The transition from college to the next phase of life is filled with uncertainties, but it’s also an opportunity for growth and self-discovery. By prioritizing mental health care and adopting strategies to manage stress and anxiety, graduates can navigate this period more confidently. Embracing the unknown with a resilient mindset will not only ease the transition but also lay a strong foundation for future endeavors.

After College: Facing the Uncertainty of What’s Next and Prioritizing Mental Health Care



It’s one of the biggest transitions that one can experience in life; a piece of paper that embodies the years of hard work, friendships made, mentors gained, and a little bit of fun in between. Most parents dream of this moment: their child walking across a stage and receiving the diploma that opens a new chapter of life. There is much celebration and reward surrounding college graduations, yet why is it that students approaching the end of their college career shudder when they are asked “Are you excited to graduate?”
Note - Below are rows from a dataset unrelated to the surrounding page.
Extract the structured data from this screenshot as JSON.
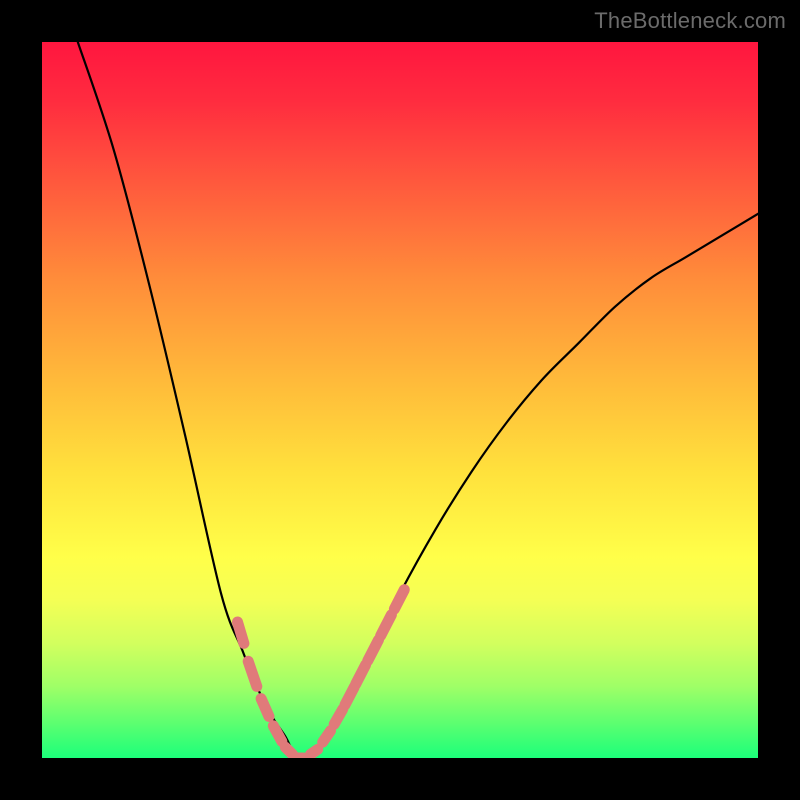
{
  "watermark": "TheBottleneck.com",
  "chart_data": {
    "type": "line",
    "title": "",
    "xlabel": "",
    "ylabel": "",
    "xlim": [
      0,
      100
    ],
    "ylim": [
      0,
      100
    ],
    "grid": false,
    "series": [
      {
        "name": "bottleneck-curve",
        "x": [
          5,
          10,
          15,
          20,
          25,
          28,
          30,
          32,
          34,
          35,
          36,
          37,
          38,
          40,
          42,
          45,
          50,
          55,
          60,
          65,
          70,
          75,
          80,
          85,
          90,
          95,
          100
        ],
        "y": [
          100,
          85,
          66,
          45,
          23,
          15,
          10,
          6,
          3,
          1,
          0,
          0,
          1,
          3,
          7,
          13,
          23,
          32,
          40,
          47,
          53,
          58,
          63,
          67,
          70,
          73,
          76
        ],
        "color": "#000000"
      }
    ],
    "markers": [
      {
        "name": "highlight-segments-left",
        "color": "#e07a7a",
        "segments": [
          {
            "x": [
              27.3,
              28.2
            ],
            "y": [
              19,
              16
            ]
          },
          {
            "x": [
              28.8,
              30.0
            ],
            "y": [
              13.5,
              10
            ]
          },
          {
            "x": [
              30.6,
              31.7
            ],
            "y": [
              8.3,
              5.8
            ]
          },
          {
            "x": [
              32.3,
              33.5
            ],
            "y": [
              4.5,
              2.3
            ]
          },
          {
            "x": [
              34.0,
              35.0
            ],
            "y": [
              1.5,
              0.5
            ]
          }
        ]
      },
      {
        "name": "highlight-segments-bottom",
        "color": "#e07a7a",
        "segments": [
          {
            "x": [
              35.5,
              36.5
            ],
            "y": [
              0,
              0
            ]
          },
          {
            "x": [
              37.5,
              38.5
            ],
            "y": [
              0.5,
              1.2
            ]
          }
        ]
      },
      {
        "name": "highlight-segments-right",
        "color": "#e07a7a",
        "segments": [
          {
            "x": [
              39.2,
              40.3
            ],
            "y": [
              2.2,
              3.8
            ]
          },
          {
            "x": [
              40.8,
              42.0
            ],
            "y": [
              4.7,
              6.8
            ]
          },
          {
            "x": [
              42.3,
              43.6
            ],
            "y": [
              7.4,
              9.9
            ]
          },
          {
            "x": [
              43.8,
              45.2
            ],
            "y": [
              10.3,
              13.0
            ]
          },
          {
            "x": [
              45.5,
              47.0
            ],
            "y": [
              13.6,
              16.5
            ]
          },
          {
            "x": [
              47.3,
              48.8
            ],
            "y": [
              17.1,
              20.0
            ]
          },
          {
            "x": [
              49.2,
              50.6
            ],
            "y": [
              20.8,
              23.5
            ]
          }
        ]
      }
    ],
    "colors": {
      "gradient_top": "#ff163f",
      "gradient_mid": "#ffe13c",
      "gradient_bottom": "#1cff7a",
      "frame": "#000000",
      "marker": "#e07a7a"
    }
  }
}
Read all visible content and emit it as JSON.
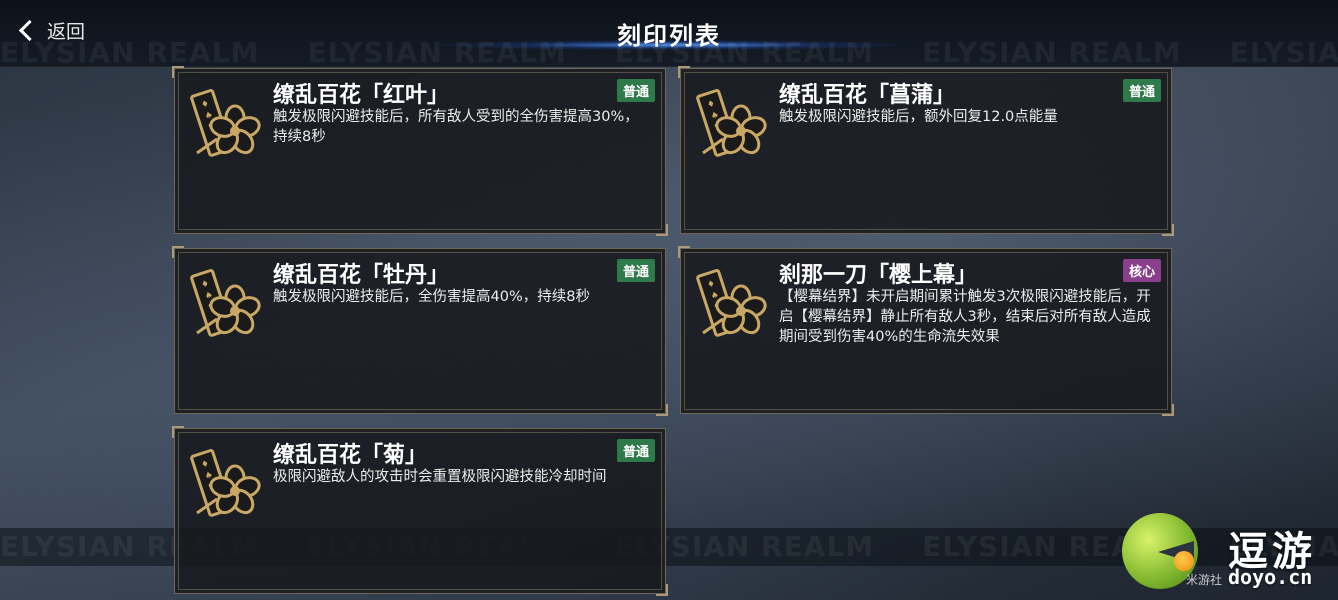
{
  "header": {
    "back_label": "返回",
    "title": "刻印列表"
  },
  "watermark": {
    "text": "ELYSIAN REALM"
  },
  "cards": [
    {
      "title": "缭乱百花「红叶」",
      "badge": "普通",
      "badge_type": "normal",
      "desc": "触发极限闪避技能后，所有敌人受到的全伤害提高30%，持续8秒"
    },
    {
      "title": "缭乱百花「菖蒲」",
      "badge": "普通",
      "badge_type": "normal",
      "desc": "触发极限闪避技能后，额外回复12.0点能量"
    },
    {
      "title": "缭乱百花「牡丹」",
      "badge": "普通",
      "badge_type": "normal",
      "desc": "触发极限闪避技能后，全伤害提高40%，持续8秒"
    },
    {
      "title": "刹那一刀「樱上幕」",
      "badge": "核心",
      "badge_type": "core",
      "desc": "【樱幕结界】未开启期间累计触发3次极限闪避技能后，开启【樱幕结界】静止所有敌人3秒，结束后对所有敌人造成期间受到伤害40%的生命流失效果"
    },
    {
      "title": "缭乱百花「菊」",
      "badge": "普通",
      "badge_type": "normal",
      "desc": "极限闪避敌人的攻击时会重置极限闪避技能冷却时间"
    }
  ],
  "logo": {
    "name": "逗游",
    "domain": "doyo.cn",
    "sub": "米游社"
  },
  "colors": {
    "badge_normal": "#2f7a4a",
    "badge_core": "#8a3f8c",
    "card_border": "#6e6656",
    "icon_gold": "#c9a866"
  }
}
College graduates taking selfie

Being on a college campus, whether living on campus or commuting, you fall into a routine. You know all the places with the best foods, the stores that you frequent, and most importantly the health care network that you trust to take care of your physical and mental health. With current college students and recent graduates attending school during the COVID-19 pandemic, student health centers on campus have been facing higher levels of demand, especially when it comes to mental health counseling. A study from the 2020-2021 school year reported that more than 60% of college students across 373 campuses met the criteria for at least one mental health problem. The transition from being a college student to adulthood is scary for anyone, but when mental health disorders continue to increase among these students, this transition can be even more overwhelming.

A recent national student survey found that nearly eight in 10 (79%) graduating seniors say COVID-19 impacted their workforce preparedness, and 68% cited their mental health as the primary reason for feeling less prepared. While some 93% of students are hopeful about their future, 71% said they are somewhat or very stressed about entering the workforce. A vast majority of students (92%) said employers should offer mental and emotional health benefits, and 36% are prioritizing organizations that do in their job search. Most students (82%) plan to use resources to support their mental health after graduating.

So, what is the cause of this post-graduation stress and anxiety and how does one cope with it? According to Dr. Libby O’Brien, “Feeling anxiety, depression, or some degree of ‘stuckness’ and discomfort after graduating is normal. It’s a change, and change can be very challenging to negotiate. You don’t necessarily know what comes next.” She continues to explain that these feelings can be caused by a variety of reasons; for example, our visions of what life will look like after college don’t match reality. Another reason cited includes feeling pressure from yourself and others to not only become successful but achieve others’ visions of what post-graduation life will look like; this can be especially prevalent for first-generation college students. Putting expectations aside, the transition itself is a big one; students now face getting jobs, paying back loans, and tackling many other responsibilities of adulthood that they may not have experienced before. Not to mention the feelings of loneliness that may happen due to this all occurring while many of the friendships and support systems created while in school are no longer there or are changing significantly after graduation.

Coping with post-graduation anxiety or depression can feel like a big battle to engage in on top of all the other responsibilities that one is now facing, but even small efforts can help reduce the mental health impact of the transition. Many colleges offer services for alumni that can help new graduates with transitions into the workforce through services such as resume review, career coaching and other services and programs that can offer a means to feeling more organized and confident in approaching this new world. Another suggestion is starting small. There are a lot of changes occurring and things going on at this time, committing to something small such as cooking breakfast each morning at a specific time can create a new routine and help to feel less overwhelmed. Making time to catch up with friends can be a great way to reconnect with those who can support you and make you feel less alone. It is important to remember that while social media is an easy way of connecting with others, not everything on social media is reality and often depicts people being happier, busier, or even more successful than they are.

By Samantha Gandara


Leave a Comment

This site uses Akismet to reduce spam. Learn how your comment data is processed.